Data entries:
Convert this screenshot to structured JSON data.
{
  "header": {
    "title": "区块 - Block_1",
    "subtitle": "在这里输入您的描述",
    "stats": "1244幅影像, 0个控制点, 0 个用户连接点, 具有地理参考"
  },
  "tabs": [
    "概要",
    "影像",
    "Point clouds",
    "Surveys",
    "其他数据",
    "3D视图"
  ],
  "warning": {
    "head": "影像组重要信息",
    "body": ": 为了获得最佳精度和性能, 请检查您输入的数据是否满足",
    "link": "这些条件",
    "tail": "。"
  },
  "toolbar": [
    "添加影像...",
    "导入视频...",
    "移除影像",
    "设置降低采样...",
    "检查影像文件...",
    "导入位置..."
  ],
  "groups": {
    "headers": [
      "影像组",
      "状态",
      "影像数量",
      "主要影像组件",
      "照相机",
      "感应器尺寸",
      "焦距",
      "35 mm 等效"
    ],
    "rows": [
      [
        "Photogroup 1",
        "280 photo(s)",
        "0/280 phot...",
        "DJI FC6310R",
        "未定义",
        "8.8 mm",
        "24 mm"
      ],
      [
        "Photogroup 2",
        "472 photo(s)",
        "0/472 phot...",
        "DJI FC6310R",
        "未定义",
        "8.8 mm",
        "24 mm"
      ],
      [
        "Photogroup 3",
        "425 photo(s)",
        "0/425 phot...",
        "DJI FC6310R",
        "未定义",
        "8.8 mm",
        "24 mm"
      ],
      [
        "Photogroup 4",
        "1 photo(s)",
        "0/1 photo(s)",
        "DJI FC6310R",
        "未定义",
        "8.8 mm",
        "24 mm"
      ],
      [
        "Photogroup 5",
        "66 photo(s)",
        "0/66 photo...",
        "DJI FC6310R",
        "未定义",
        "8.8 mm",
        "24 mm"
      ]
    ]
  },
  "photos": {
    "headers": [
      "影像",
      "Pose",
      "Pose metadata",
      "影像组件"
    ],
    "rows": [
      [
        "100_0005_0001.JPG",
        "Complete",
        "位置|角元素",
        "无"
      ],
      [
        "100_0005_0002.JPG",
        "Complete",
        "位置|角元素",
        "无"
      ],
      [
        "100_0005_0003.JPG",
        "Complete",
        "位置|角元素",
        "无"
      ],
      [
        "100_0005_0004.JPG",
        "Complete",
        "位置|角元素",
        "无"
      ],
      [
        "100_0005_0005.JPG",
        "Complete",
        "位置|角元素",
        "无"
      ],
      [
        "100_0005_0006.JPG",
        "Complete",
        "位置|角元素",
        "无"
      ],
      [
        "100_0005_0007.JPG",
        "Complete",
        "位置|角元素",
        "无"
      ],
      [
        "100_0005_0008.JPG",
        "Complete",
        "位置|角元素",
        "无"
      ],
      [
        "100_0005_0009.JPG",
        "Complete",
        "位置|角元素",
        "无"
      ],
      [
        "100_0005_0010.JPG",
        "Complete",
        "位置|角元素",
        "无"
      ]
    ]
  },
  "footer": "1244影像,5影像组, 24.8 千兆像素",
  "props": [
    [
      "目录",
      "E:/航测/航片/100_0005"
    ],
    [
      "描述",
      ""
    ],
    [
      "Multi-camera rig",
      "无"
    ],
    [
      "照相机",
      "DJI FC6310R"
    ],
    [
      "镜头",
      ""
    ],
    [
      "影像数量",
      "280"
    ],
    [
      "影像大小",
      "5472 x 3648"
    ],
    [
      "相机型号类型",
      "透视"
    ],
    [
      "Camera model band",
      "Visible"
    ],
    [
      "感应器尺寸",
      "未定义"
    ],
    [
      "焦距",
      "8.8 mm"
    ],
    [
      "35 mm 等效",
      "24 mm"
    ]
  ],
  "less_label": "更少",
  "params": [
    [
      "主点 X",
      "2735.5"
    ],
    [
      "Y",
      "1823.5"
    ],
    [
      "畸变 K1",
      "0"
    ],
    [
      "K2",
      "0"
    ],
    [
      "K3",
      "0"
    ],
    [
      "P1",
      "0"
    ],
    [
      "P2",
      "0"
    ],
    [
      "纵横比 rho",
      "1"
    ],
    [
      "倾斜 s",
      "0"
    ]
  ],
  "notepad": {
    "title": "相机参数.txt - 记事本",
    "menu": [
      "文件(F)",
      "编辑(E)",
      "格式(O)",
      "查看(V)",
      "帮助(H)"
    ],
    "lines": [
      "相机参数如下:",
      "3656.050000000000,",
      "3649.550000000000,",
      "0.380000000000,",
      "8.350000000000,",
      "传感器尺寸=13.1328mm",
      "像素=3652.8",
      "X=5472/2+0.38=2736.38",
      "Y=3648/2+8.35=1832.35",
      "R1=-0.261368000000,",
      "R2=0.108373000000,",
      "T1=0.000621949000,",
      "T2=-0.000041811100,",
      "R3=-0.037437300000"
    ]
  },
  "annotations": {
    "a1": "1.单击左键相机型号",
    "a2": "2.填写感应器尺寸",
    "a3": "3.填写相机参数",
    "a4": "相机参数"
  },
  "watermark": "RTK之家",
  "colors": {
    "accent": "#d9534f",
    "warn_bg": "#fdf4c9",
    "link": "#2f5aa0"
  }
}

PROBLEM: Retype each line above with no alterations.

ANSWER SPACE:
Convert this screenshot to structured JSON data.
{
  "header": {
    "title": "区块 - Block_1",
    "subtitle": "在这里输入您的描述",
    "stats": "1244幅影像, 0个控制点, 0 个用户连接点, 具有地理参考"
  },
  "tabs": [
    "概要",
    "影像",
    "Point clouds",
    "Surveys",
    "其他数据",
    "3D视图"
  ],
  "warning": {
    "head": "影像组重要信息",
    "body": ": 为了获得最佳精度和性能, 请检查您输入的数据是否满足",
    "link": "这些条件",
    "tail": "。"
  },
  "toolbar": [
    "添加影像...",
    "导入视频...",
    "移除影像",
    "设置降低采样...",
    "检查影像文件...",
    "导入位置..."
  ],
  "groups": {
    "headers": [
      "影像组",
      "状态",
      "影像数量",
      "主要影像组件",
      "照相机",
      "感应器尺寸",
      "焦距",
      "35 mm 等效"
    ],
    "rows": [
      [
        "Photogroup 1",
        "280 photo(s)",
        "0/280 phot...",
        "DJI FC6310R",
        "未定义",
        "8.8 mm",
        "24 mm"
      ],
      [
        "Photogroup 2",
        "472 photo(s)",
        "0/472 phot...",
        "DJI FC6310R",
        "未定义",
        "8.8 mm",
        "24 mm"
      ],
      [
        "Photogroup 3",
        "425 photo(s)",
        "0/425 phot...",
        "DJI FC6310R",
        "未定义",
        "8.8 mm",
        "24 mm"
      ],
      [
        "Photogroup 4",
        "1 photo(s)",
        "0/1 photo(s)",
        "DJI FC6310R",
        "未定义",
        "8.8 mm",
        "24 mm"
      ],
      [
        "Photogroup 5",
        "66 photo(s)",
        "0/66 photo...",
        "DJI FC6310R",
        "未定义",
        "8.8 mm",
        "24 mm"
      ]
    ]
  },
  "photos": {
    "headers": [
      "影像",
      "Pose",
      "Pose metadata",
      "影像组件"
    ],
    "rows": [
      [
        "100_0005_0001.JPG",
        "Complete",
        "位置|角元素",
        "无"
      ],
      [
        "100_0005_0002.JPG",
        "Complete",
        "位置|角元素",
        "无"
      ],
      [
        "100_0005_0003.JPG",
        "Complete",
        "位置|角元素",
        "无"
      ],
      [
        "100_0005_0004.JPG",
        "Complete",
        "位置|角元素",
        "无"
      ],
      [
        "100_0005_0005.JPG",
        "Complete",
        "位置|角元素",
        "无"
      ],
      [
        "100_0005_0006.JPG",
        "Complete",
        "位置|角元素",
        "无"
      ],
      [
        "100_0005_0007.JPG",
        "Complete",
        "位置|角元素",
        "无"
      ],
      [
        "100_0005_0008.JPG",
        "Complete",
        "位置|角元素",
        "无"
      ],
      [
        "100_0005_0009.JPG",
        "Complete",
        "位置|角元素",
        "无"
      ],
      [
        "100_0005_0010.JPG",
        "Complete",
        "位置|角元素",
        "无"
      ]
    ]
  },
  "footer": "1244影像,5影像组, 24.8 千兆像素",
  "props": [
    [
      "目录",
      "E:/航测/航片/100_0005"
    ],
    [
      "描述",
      ""
    ],
    [
      "Multi-camera rig",
      "无"
    ],
    [
      "照相机",
      "DJI FC6310R"
    ],
    [
      "镜头",
      ""
    ],
    [
      "影像数量",
      "280"
    ],
    [
      "影像大小",
      "5472 x 3648"
    ],
    [
      "相机型号类型",
      "透视"
    ],
    [
      "Camera model band",
      "Visible"
    ],
    [
      "感应器尺寸",
      "未定义"
    ],
    [
      "焦距",
      "8.8 mm"
    ],
    [
      "35 mm 等效",
      "24 mm"
    ]
  ],
  "less_label": "更少",
  "params": [
    [
      "主点 X",
      "2735.5"
    ],
    [
      "Y",
      "1823.5"
    ],
    [
      "畸变 K1",
      "0"
    ],
    [
      "K2",
      "0"
    ],
    [
      "K3",
      "0"
    ],
    [
      "P1",
      "0"
    ],
    [
      "P2",
      "0"
    ],
    [
      "纵横比 rho",
      "1"
    ],
    [
      "倾斜 s",
      "0"
    ]
  ],
  "notepad": {
    "title": "相机参数.txt - 记事本",
    "menu": [
      "文件(F)",
      "编辑(E)",
      "格式(O)",
      "查看(V)",
      "帮助(H)"
    ],
    "lines": [
      "相机参数如下:",
      "3656.050000000000,",
      "3649.550000000000,",
      "0.380000000000,",
      "8.350000000000,",
      "传感器尺寸=13.1328mm",
      "像素=3652.8",
      "X=5472/2+0.38=2736.38",
      "Y=3648/2+8.35=1832.35",
      "R1=-0.261368000000,",
      "R2=0.108373000000,",
      "T1=0.000621949000,",
      "T2=-0.000041811100,",
      "R3=-0.037437300000"
    ]
  },
  "annotations": {
    "a1": "1.单击左键相机型号",
    "a2": "2.填写感应器尺寸",
    "a3": "3.填写相机参数",
    "a4": "相机参数"
  },
  "watermark": "RTK之家",
  "colors": {
    "accent": "#d9534f",
    "warn_bg": "#fdf4c9",
    "link": "#2f5aa0"
  }
}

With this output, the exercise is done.